Even in this case we do not find anything in the amending notification to show any intention to destory them. Even if it is taken that the rules are partly procedural, in so far as the amendment would have the result of making demands which otherwise be in order, time-barred, as soon as the amendment comes into force, reliance can be placed on the Full Bench Judgment of the Rajasthan High Court in Government of Rajasthan v. Sangram Singh-AIR 1962, Raj. 43 that when the remedy to enforce a vested right is altogether barred on the date when the new law comes into being without providing any breathing time to a litigant then the remedy must continue to be governed by the old law of limitation. "If a right had vested in the Government to recover dues short levied or erroneoulsy refunded within one year prior to 6-8-1977 both the repealed rules 10 and 173J would be available in respect of rights, obligations and liabilities acquired, accrued or incurred under the two rules. Thus prior to 6-8-1977, the Government's right to recovery of dues short levied in respect of excisable goods specified under rule 10 read with rule 173J could be executed within one year from the date on which the duty was paid, or adjusted in the owner's account-if any, or from the date of refund. Hence we reject the third point put forward by the appellants and hold that the demand was not hit by limitation of time." 36. Apart from the judicial pronouncements referred to in the majority judgment of the 'B' Bench, the observations of Justice Sir Asutosh Mookerjee of the Calcutta High Court in Manjuri Bibi v. Akkel Mahmud [19 I.C. 793 at p. 813 (Cal.)] are also relevant to the present issue : "No doubt, we find it frequently asserted in judicial decisions that a Statute of Limitation embodies merely a rule of procedure; but this statement is only general and not universally, true.
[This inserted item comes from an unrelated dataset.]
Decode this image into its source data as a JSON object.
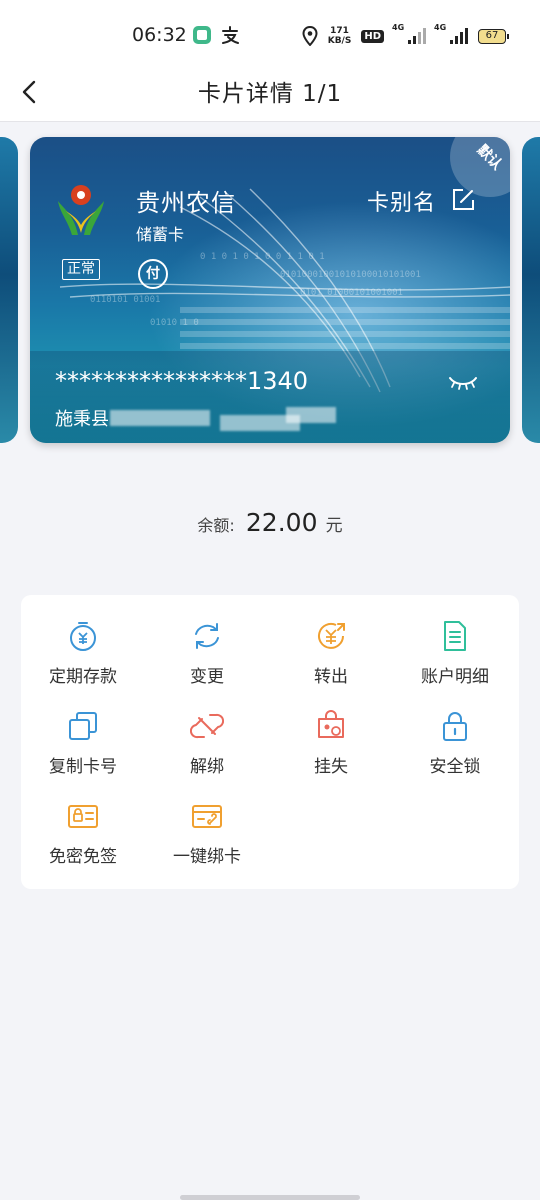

The essence of the matter is that when a new Statute of Limitation, which shortens the period for institution of suits and comes into force the moment it becomes law, is sought to be made retrospectively applicable to causes of action which have accrued earlier than the length of the time prescribed, it ceases to be a statute of mere procedure and serves to destroy pre-existing and enforceable rights. Under circumstances like these the Court, when Invited to hold that the new statute has retrospective operation, will struggle against the acceptance of such interpretation, unless there is the clearest indication that the Legislature intended to destroy existing rights without notice and thus to penalise innocent litigants." Reference could also be made to the view expressed in a full Bench judgment of the Rajasthan High Court in Jethmal v. Ambsingh [AJR 1955 Raj. 97-61 L.R. (1955) 5 Raj. 334] to the following effect :- "It is only in rare cases the law shortening the period of limitation neither provides a saving clause, nor is there an interval between the publication of the law, and its coming into force. Where this happens, it has generally been held by the courts that suits or applications, which are barred before the new law comes into force, are governed by the old law of limitation, for the new law, under these circumstances, does not remain a mere procedural law, but destroys the substantive right to file a suit or make an application." 37. Keeping in view the judicial pronouncements referred to above and agreeing with the reasoning adopted by Special Bench 'B' of this Tribunal, I have come to the conclusion that in the present case though the notice was issued on 14-9-1977, i.e. after substitution of Rule 10 as it stood before 6-8-1977 by a fresh Rule 10, in so far as it seeks to recover Government dues which arose in a period prior to 6-8-1977, i.e. the date of substitution of the Rule, the time-limit applicable would be one year as was the case in Rule 10 read with Rule 173J prior to 6-8-1977. In this view of the matter I hold that the Central Excise authorities are entitled to recover the excise duty with reference to Item 14HH of the Central Excise Tariff on the product known as "rock phosphate (Musroorie-Phos)" for the period of one year preceding the date of the notice, namely, 14-9-1977. The appeal is accordingly allowed to this limited extent.